◆ **Entries provided**:
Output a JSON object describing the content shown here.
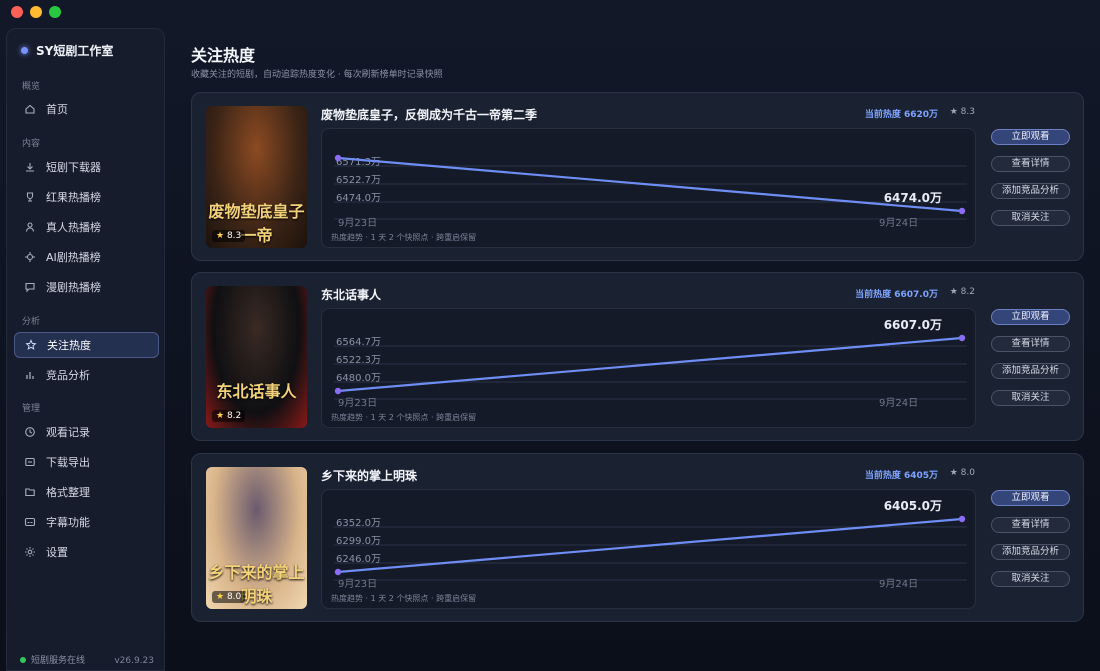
{
  "sidebar": {
    "brand": "SY短剧工作室",
    "sections": [
      {
        "label": "概览",
        "items": [
          {
            "label": "首页",
            "icon": "home-icon"
          }
        ]
      },
      {
        "label": "内容",
        "items": [
          {
            "label": "短剧下载器",
            "icon": "download-icon"
          },
          {
            "label": "红果热播榜",
            "icon": "trophy-icon"
          },
          {
            "label": "真人热播榜",
            "icon": "user-icon"
          },
          {
            "label": "AI剧热播榜",
            "icon": "chip-icon"
          },
          {
            "label": "漫剧热播榜",
            "icon": "comment-icon"
          }
        ]
      },
      {
        "label": "分析",
        "items": [
          {
            "label": "关注热度",
            "icon": "star-icon",
            "active": true
          },
          {
            "label": "竞品分析",
            "icon": "bar-chart-icon"
          }
        ]
      },
      {
        "label": "管理",
        "items": [
          {
            "label": "观看记录",
            "icon": "clock-icon"
          },
          {
            "label": "下载导出",
            "icon": "export-icon"
          },
          {
            "label": "格式整理",
            "icon": "folder-icon"
          },
          {
            "label": "字幕功能",
            "icon": "subtitle-icon"
          },
          {
            "label": "设置",
            "icon": "gear-icon"
          }
        ]
      }
    ],
    "status": "短剧服务在线",
    "version": "v26.9.23"
  },
  "page": {
    "title": "关注热度",
    "subtitle": "收藏关注的短剧，自动追踪热度变化 · 每次刷新榜单时记录快照"
  },
  "buttons": {
    "watch": "立即观看",
    "details": "查看详情",
    "compete": "添加竞品分析",
    "unfollow": "取消关注"
  },
  "chart_note": "热度趋势 · 1 天 2 个快照点 · 跨重启保留",
  "chart_data": [
    {
      "type": "line",
      "drama": "废物垫底皇子，反倒成为千古一帝第二季",
      "current_heat": "当前热度 6620万",
      "score": "8.3",
      "x": [
        "9月23日",
        "9月24日"
      ],
      "values": [
        6571.3,
        6474.0
      ],
      "yticks": [
        "6571.3万",
        "6522.7万",
        "6474.0万"
      ],
      "ylim": [
        6474.0,
        6571.3
      ],
      "end_label": "6474.0万",
      "poster_text": "废物垫底皇子一帝",
      "poster_colors": [
        "#3b2416",
        "#8c4a22",
        "#1c120c"
      ]
    },
    {
      "type": "line",
      "drama": "东北话事人",
      "current_heat": "当前热度 6607.0万",
      "score": "8.2",
      "x": [
        "9月23日",
        "9月24日"
      ],
      "values": [
        6480.0,
        6607.0
      ],
      "yticks": [
        "6564.7万",
        "6522.3万",
        "6480.0万"
      ],
      "ylim": [
        6480.0,
        6607.0
      ],
      "end_label": "6607.0万",
      "poster_text": "东北话事人",
      "poster_colors": [
        "#0f0f12",
        "#3a2a24",
        "#8a1a18"
      ]
    },
    {
      "type": "line",
      "drama": "乡下来的掌上明珠",
      "current_heat": "当前热度 6405万",
      "score": "8.0",
      "x": [
        "9月23日",
        "9月24日"
      ],
      "values": [
        6246.0,
        6405.0
      ],
      "yticks": [
        "6352.0万",
        "6299.0万",
        "6246.0万"
      ],
      "ylim": [
        6246.0,
        6405.0
      ],
      "end_label": "6405.0万",
      "poster_text": "乡下来的掌上明珠",
      "poster_colors": [
        "#d9b48a",
        "#6a5a6e",
        "#f0d7b0"
      ]
    }
  ]
}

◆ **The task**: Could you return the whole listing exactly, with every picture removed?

◆ **Response to this exercise**:
Output a JSON object describing the content shown here.
{
  "sidebar": {
    "brand": "SY短剧工作室",
    "sections": [
      {
        "label": "概览",
        "items": [
          {
            "label": "首页",
            "icon": "home-icon"
          }
        ]
      },
      {
        "label": "内容",
        "items": [
          {
            "label": "短剧下载器",
            "icon": "download-icon"
          },
          {
            "label": "红果热播榜",
            "icon": "trophy-icon"
          },
          {
            "label": "真人热播榜",
            "icon": "user-icon"
          },
          {
            "label": "AI剧热播榜",
            "icon": "chip-icon"
          },
          {
            "label": "漫剧热播榜",
            "icon": "comment-icon"
          }
        ]
      },
      {
        "label": "分析",
        "items": [
          {
            "label": "关注热度",
            "icon": "star-icon",
            "active": true
          },
          {
            "label": "竞品分析",
            "icon": "bar-chart-icon"
          }
        ]
      },
      {
        "label": "管理",
        "items": [
          {
            "label": "观看记录",
            "icon": "clock-icon"
          },
          {
            "label": "下载导出",
            "icon": "export-icon"
          },
          {
            "label": "格式整理",
            "icon": "folder-icon"
          },
          {
            "label": "字幕功能",
            "icon": "subtitle-icon"
          },
          {
            "label": "设置",
            "icon": "gear-icon"
          }
        ]
      }
    ],
    "status": "短剧服务在线",
    "version": "v26.9.23"
  },
  "page": {
    "title": "关注热度",
    "subtitle": "收藏关注的短剧，自动追踪热度变化 · 每次刷新榜单时记录快照"
  },
  "buttons": {
    "watch": "立即观看",
    "details": "查看详情",
    "compete": "添加竞品分析",
    "unfollow": "取消关注"
  },
  "chart_note": "热度趋势 · 1 天 2 个快照点 · 跨重启保留",
  "chart_data": [
    {
      "type": "line",
      "drama": "废物垫底皇子，反倒成为千古一帝第二季",
      "current_heat": "当前热度 6620万",
      "score": "8.3",
      "x": [
        "9月23日",
        "9月24日"
      ],
      "values": [
        6571.3,
        6474.0
      ],
      "yticks": [
        "6571.3万",
        "6522.7万",
        "6474.0万"
      ],
      "ylim": [
        6474.0,
        6571.3
      ],
      "end_label": "6474.0万",
      "poster_text": "废物垫底皇子一帝",
      "poster_colors": [
        "#3b2416",
        "#8c4a22",
        "#1c120c"
      ]
    },
    {
      "type": "line",
      "drama": "东北话事人",
      "current_heat": "当前热度 6607.0万",
      "score": "8.2",
      "x": [
        "9月23日",
        "9月24日"
      ],
      "values": [
        6480.0,
        6607.0
      ],
      "yticks": [
        "6564.7万",
        "6522.3万",
        "6480.0万"
      ],
      "ylim": [
        6480.0,
        6607.0
      ],
      "end_label": "6607.0万",
      "poster_text": "东北话事人",
      "poster_colors": [
        "#0f0f12",
        "#3a2a24",
        "#8a1a18"
      ]
    },
    {
      "type": "line",
      "drama": "乡下来的掌上明珠",
      "current_heat": "当前热度 6405万",
      "score": "8.0",
      "x": [
        "9月23日",
        "9月24日"
      ],
      "values": [
        6246.0,
        6405.0
      ],
      "yticks": [
        "6352.0万",
        "6299.0万",
        "6246.0万"
      ],
      "ylim": [
        6246.0,
        6405.0
      ],
      "end_label": "6405.0万",
      "poster_text": "乡下来的掌上明珠",
      "poster_colors": [
        "#d9b48a",
        "#6a5a6e",
        "#f0d7b0"
      ]
    }
  ]
}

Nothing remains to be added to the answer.